|This article or section has been rated D for Dwarf. It may include witty humour, not-so-witty humour, bad humour, in-jokes, pop culture references, and references to the Bay12 forums. Don't believe everything you read, and if you miss some of the references, don't worry. It was inevitable.|
Despite what other popular forms of media may perpetuate, obsidian – even when crafted into blocks – will not provide any assistance in reaching the underworld. The only method of reaching the underworld known to dwarfkind is to physically dig down deep enough to get there.

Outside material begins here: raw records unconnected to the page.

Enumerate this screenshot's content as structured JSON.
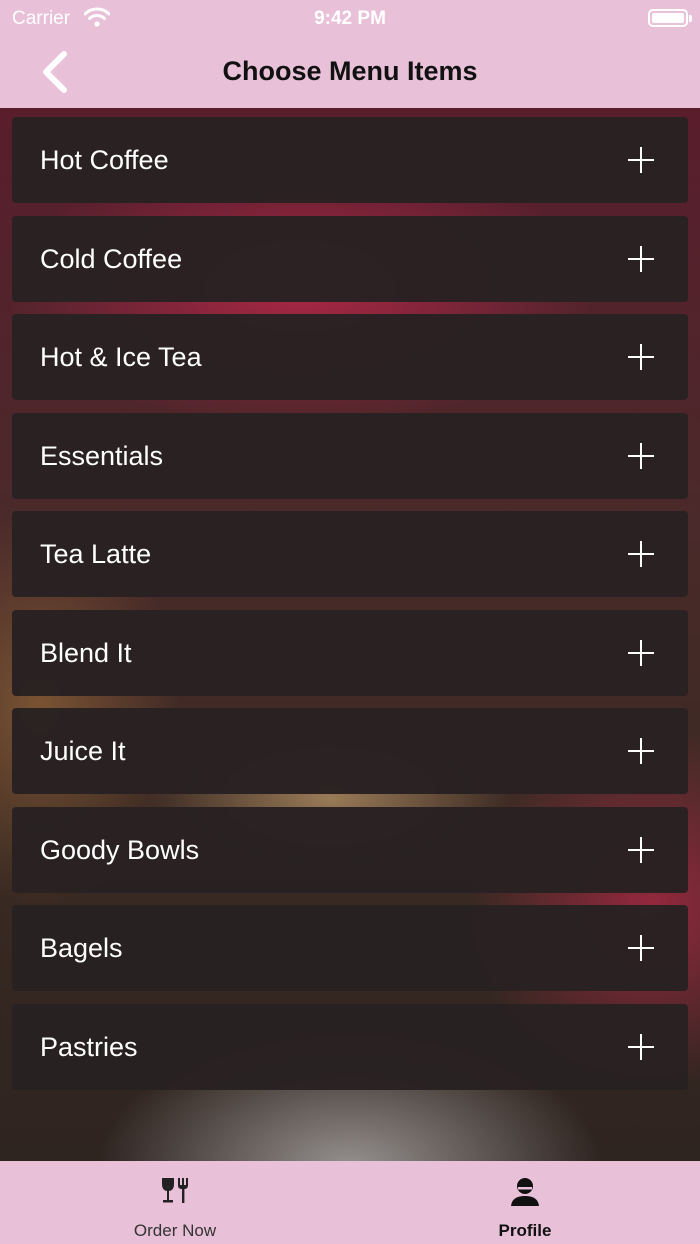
{
  "status_bar": {
    "carrier": "Carrier",
    "time": "9:42 PM",
    "icons": [
      "wifi-icon",
      "battery-icon"
    ]
  },
  "nav": {
    "back_icon": "chevron-left-icon",
    "title": "Choose Menu Items"
  },
  "menu": {
    "items": [
      {
        "label": "Hot Coffee",
        "icon": "plus-icon"
      },
      {
        "label": "Cold Coffee",
        "icon": "plus-icon"
      },
      {
        "label": "Hot & Ice Tea",
        "icon": "plus-icon"
      },
      {
        "label": "Essentials",
        "icon": "plus-icon"
      },
      {
        "label": "Tea Latte",
        "icon": "plus-icon"
      },
      {
        "label": "Blend It",
        "icon": "plus-icon"
      },
      {
        "label": "Juice It",
        "icon": "plus-icon"
      },
      {
        "label": "Goody Bowls",
        "icon": "plus-icon"
      },
      {
        "label": "Bagels",
        "icon": "plus-icon"
      },
      {
        "label": "Pastries",
        "icon": "plus-icon"
      }
    ]
  },
  "tab_bar": {
    "tabs": [
      {
        "label": "Order Now",
        "icon": "glass-fork-icon",
        "selected": false
      },
      {
        "label": "Profile",
        "icon": "person-icon",
        "selected": true
      }
    ]
  },
  "colors": {
    "bar_background": "#e8c1d9",
    "item_background": "#282122",
    "item_text": "#ffffff",
    "title_text": "#111111"
  }
}
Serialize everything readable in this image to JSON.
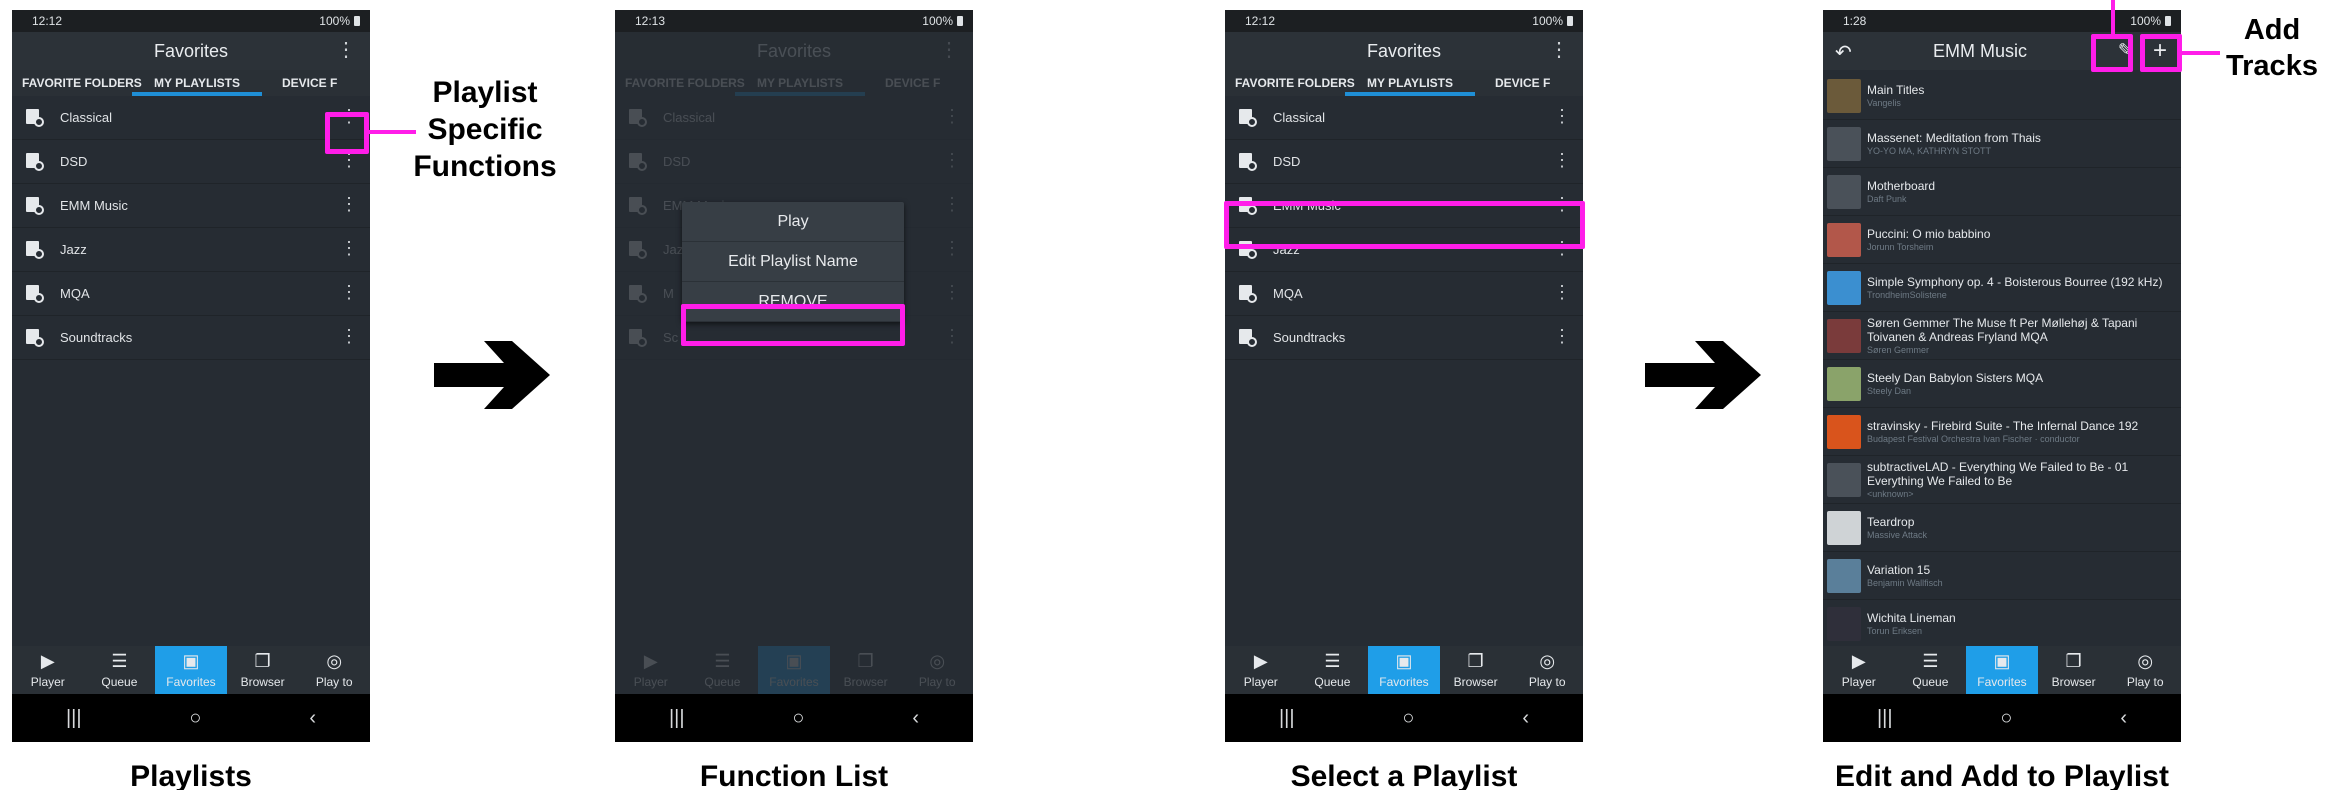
{
  "callouts": {
    "playlist_functions": [
      "Playlist",
      "Specific",
      "Functions"
    ],
    "add_tracks": [
      "Add",
      "Tracks"
    ]
  },
  "captions": [
    "Playlists",
    "Function List",
    "Select a Playlist",
    "Edit and Add to Playlist"
  ],
  "phones": [
    {
      "time": "12:12",
      "battery": "100%"
    },
    {
      "time": "12:13",
      "battery": "100%"
    },
    {
      "time": "12:12",
      "battery": "100%"
    },
    {
      "time": "1:28",
      "battery": "100%"
    }
  ],
  "favorites": {
    "title": "Favorites",
    "tabs": [
      "FAVORITE FOLDERS",
      "MY PLAYLISTS",
      "DEVICE F"
    ],
    "playlists": [
      "Classical",
      "DSD",
      "EMM Music",
      "Jazz",
      "MQA",
      "Soundtracks"
    ],
    "menu_playlists": [
      "Classical",
      "DSD",
      "EMM Music",
      "Jazz",
      "M",
      "Sc"
    ]
  },
  "function_menu": [
    "Play",
    "Edit Playlist Name",
    "REMOVE"
  ],
  "playlist_view": {
    "title": "EMM Music",
    "tracks": [
      {
        "title": "Main Titles",
        "artist": "Vangelis",
        "art": "#6b5a3a"
      },
      {
        "title": "Massenet: Meditation from Thais",
        "artist": "YO-YO MA, KATHRYN STOTT",
        "art": "#4a5159"
      },
      {
        "title": "Motherboard",
        "artist": "Daft Punk",
        "art": "#4a5159"
      },
      {
        "title": "Puccini: O mio babbino",
        "artist": "Jorunn Torsheim",
        "art": "#b2574a"
      },
      {
        "title": "Simple Symphony  op. 4 - Boisterous Bourree (192 kHz)",
        "artist": "TrondheimSolistene",
        "art": "#3b8fd0"
      },
      {
        "title": "Søren Gemmer The Muse ft Per Møllehøj & Tapani Toivanen & Andreas Fryland MQA",
        "artist": "Søren Gemmer",
        "art": "#7a3b3b"
      },
      {
        "title": "Steely Dan Babylon Sisters MQA",
        "artist": "Steely Dan",
        "art": "#8aa36a"
      },
      {
        "title": "stravinsky - Firebird Suite - The Infernal Dance 192",
        "artist": "Budapest Festival Orchestra Ivan Fischer · conductor",
        "art": "#d9541c"
      },
      {
        "title": "subtractiveLAD - Everything We Failed to Be - 01 Everything We Failed to Be",
        "artist": "<unknown>",
        "art": "#4a5159"
      },
      {
        "title": "Teardrop",
        "artist": "Massive Attack",
        "art": "#cfd3d6"
      },
      {
        "title": "Variation 15",
        "artist": "Benjamin Wallfisch",
        "art": "#5a7f9a"
      },
      {
        "title": "Wichita Lineman",
        "artist": "Torun Eriksen",
        "art": "#2f2f3a"
      }
    ]
  },
  "bottom_nav": [
    "Player",
    "Queue",
    "Favorites",
    "Browser",
    "Play to"
  ],
  "colors": {
    "highlight": "#ff1de9",
    "accent": "#1f9ee8",
    "tab_underline": "#1f8fd6"
  }
}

[INORGANIC:OBSIDIAN] [USE_MATERIAL_TEMPLATE:STONE_TEMPLATE] [MELTING_POINT:13600] [BOILING_POINT:16000] [IMPACT_YIELD:1000000] from glass [IMPACT_FRACTURE:1000000] [IMPACT_STRAIN_AT_YIELD:2222] [COMPRESSIVE_YIELD:1000000] [COMPRESSIVE_FRACTURE:1000000] [COMPRESSIVE_STRAIN_AT_YIELD:2222] [TENSILE_YIELD:35000] [TENSILE_FRACTURE:35000] [TENSILE_STRAIN_AT_YIELD:114] [TORSION_YIELD:35000] [TORSION_FRACTURE:35000] [TORSION_STRAIN_AT_YIELD:114] [SHEAR_YIELD:35000] [SHEAR_FRACTURE:35000] [SHEAR_STRAIN_AT_YIELD:114] shear modulus 30.7 GPa [BENDING_YIELD:35000] [BENDING_FRACTURE:35000] [BENDING_STRAIN_AT_YIELD:114] [STATE_NAME_ADJ:ALL_SOLID:obsidian][DISPLAY_COLOR:0:7:1][TILE:177][LAVA] [MAX_EDGE:20000] [IGNEOUS_EXTRUSIVE] [MATERIAL_VALUE:3] [IS_STONE] MELTING_POINT:11818 <-- I think this is from the data collected by the contributors above and is more accurate than the numbers we're using, but we're using a high melting point until environmental lava effects are further along. [SOLID_DENSITY:2650] [STATE_COLOR:ALL_SOLID:BLACK]
Alunite · Anhydrite · Bauxite · Borax · Brimstone · Chromite · Cinnabar · Cobaltite · Cryolite · Graphite · Hornblende · Ilmenite · Jet · Kimberlite · Marcasite · Mica · Microcline · Olivine · Orpiment · Orthoclase · Periclase · Petrified wood · Pitchblende · Puddingstone · Pyrolusite · Realgar · Rutile · Saltpeter · Serpentine · Slade · Stibnite · Sylvite · Talc